“Vollman at al. (1968, 1970, 1977) as well as Treloar et al. (1967, 1981) through their extensive prospective studies, have clearly shown that women whose cycles approach the 29.5 day span have the highest likelihood of fertile cycles, while women whose cycles become longer or shorter have a proportionately diminishing incidence of fertile cycles… That the most fertile reproductive cycle has the same length as the lunar cycle, i.e. 29.5 days, is an intriguing biological coincidence.” Quote
The figure is taken from three extensive studies, one which compiled over 270 000 cycle lengths of women through all ages. Though it is evident that western women’s menstrual cycle length varies widely and that only about 28% of the reproductively active women show a 29.5 ± 1 day cycle length, it is established that this particular length of cycle tends to be the most fertile one. The studies also found that women who have regular weekly sex tend to have significantly more 29.5 ± 3 day cycles than women who have either sporadic or celibate sexual patterns. This could be because sex regulates hormones.
Knowing about how women have the direct advantage, where our health is much mirrored with our fertility (not always though!), it is safe to say in this case that high fertility rate = health, and so it seems that a healthy cycle should be 29.5 give or take 3 days, and there’s no need to be fixated on the number 28.
How do I sync my menstrual cycle with the moon?
From the information I’ve managed to gather through forums and comment sections, women who seem to experience this phenomenon, do seem to live a very holistic and healthy lifestyle. But don’t take my observations as a cut in stone.
There’s talk about exposing yourself to the Full Moon’s bright light (aka Moon bathing) to fall in harmony with the moon. And while there is a study showing how exposing yourself to moonlight, or in this case a 100w bulb, in the night during day 13 to 17 of your menstrual cycle can help regulate your hormones, I’m not so quick to say that moonlight is all that matters for your menstruation to become locked with the Moon’s phase.

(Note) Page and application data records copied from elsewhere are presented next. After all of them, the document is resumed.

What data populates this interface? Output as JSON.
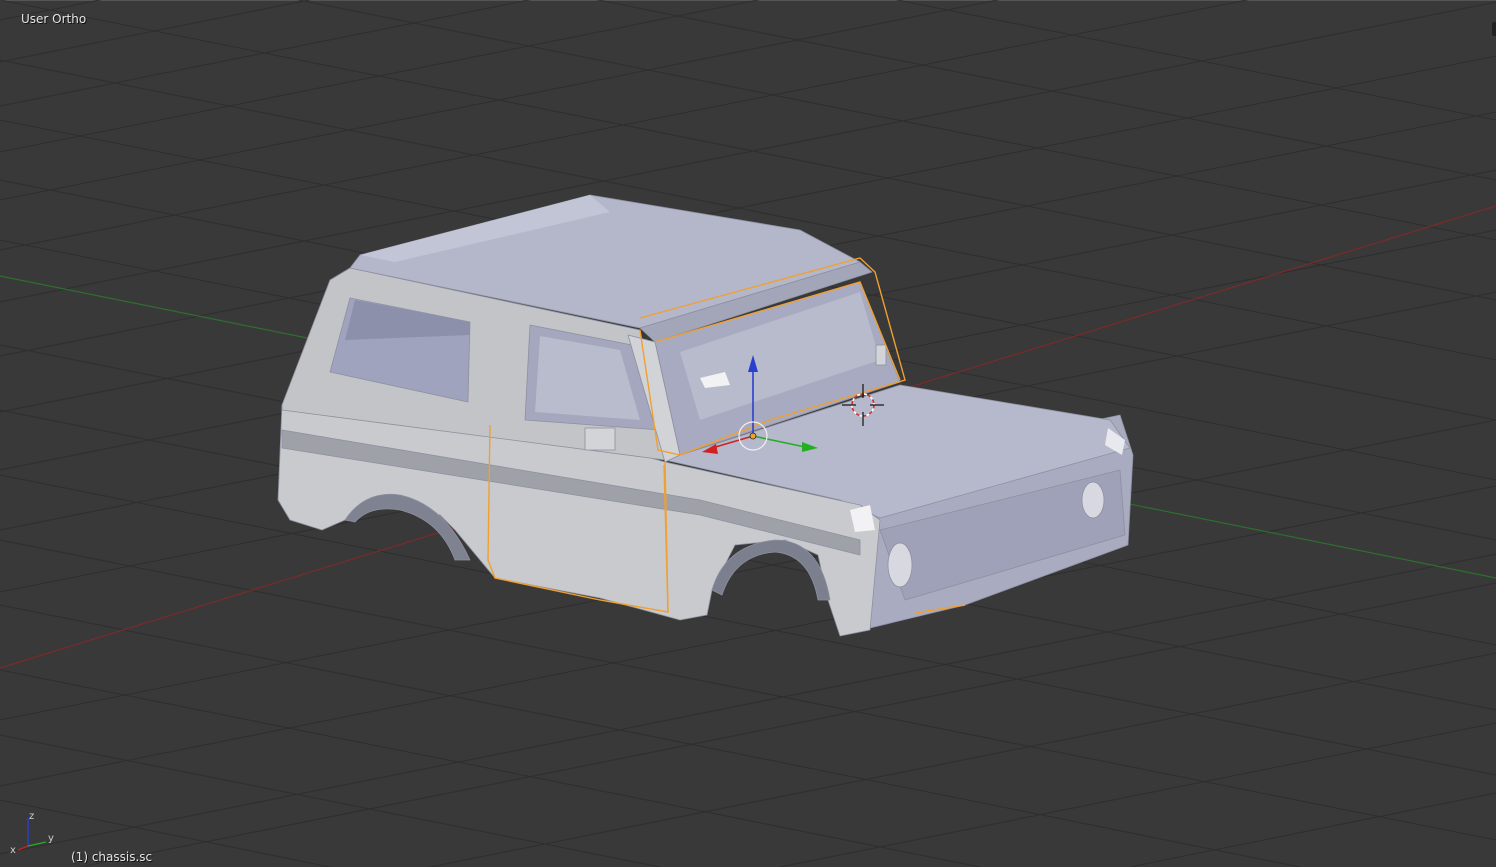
{
  "viewport": {
    "view_label": "User Ortho",
    "object_label": "(1) chassis.sc",
    "axis_letters": {
      "x": "x",
      "y": "y",
      "z": "z"
    },
    "colors": {
      "background": "#393939",
      "grid": "#2f2f2f",
      "x_axis": "#8a2a2a",
      "y_axis": "#2f7a2f",
      "selection": "#f0a030",
      "mesh": "#b8bccd"
    },
    "object": {
      "name": "chassis.sc",
      "selected": true
    },
    "icons": [
      "3d-cursor-icon",
      "transform-manipulator-icon",
      "axis-orientation-icon"
    ]
  }
}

Because, hey, I’m modern, I do check my phone before bedtime and expose myself to a lot of artificial light.
I tried looking for some sort of guide, but from my findings, it seems to be about health and low-stress levels mostly. In other words: feeling generally connected (physically, emotionally, sexually, mentally and soulfully). If you manage to live consciously, your hormones will balance off and your period will come back in sync with the moon’s phase.
However, from my own experience, Vitamin D is an important factor. Lack of it can cause hormonal imbalance. Vitamin E, Flax Seed oil, Evening Primrose Oil, Algae DHA (no need to take fish oil) also contribute to regulated hormone levels which in turn may help the period go back in tune with the moon.
The Two types of Menstrual Moon Cycles
From poking around on this subject on the Internet, the general info is that Full Moon is when you’re fertile, and during New Moon is when you shall menstruate. But what I found in the comment section about this subject was a large group of women agreeing to the fact that they menstruate during the Full Moon and ovulate on the New Moon instead. On the other hand, my panty liners and I seem to follow the “general” rule that is told, my period will always, since the beginning of this year, start on the day or ±3 days around the New Moon.
So how come women have different experiences, and which cycle is the right one?
I did some research and found out that both cycles are correct and that it’s only a matter which Moon phase your body decides to follow. Some women follow the White Moon Cycle (ovulates on Full Moon) and some follow the Red Moon Cycle (ovulates on New Moon). As women get older their period tends to switch to the Red Moon cycle but may transition from one to another depending on where you are in life. No matter which Moon cycle your body is attached to it’s equally powerful and healthy.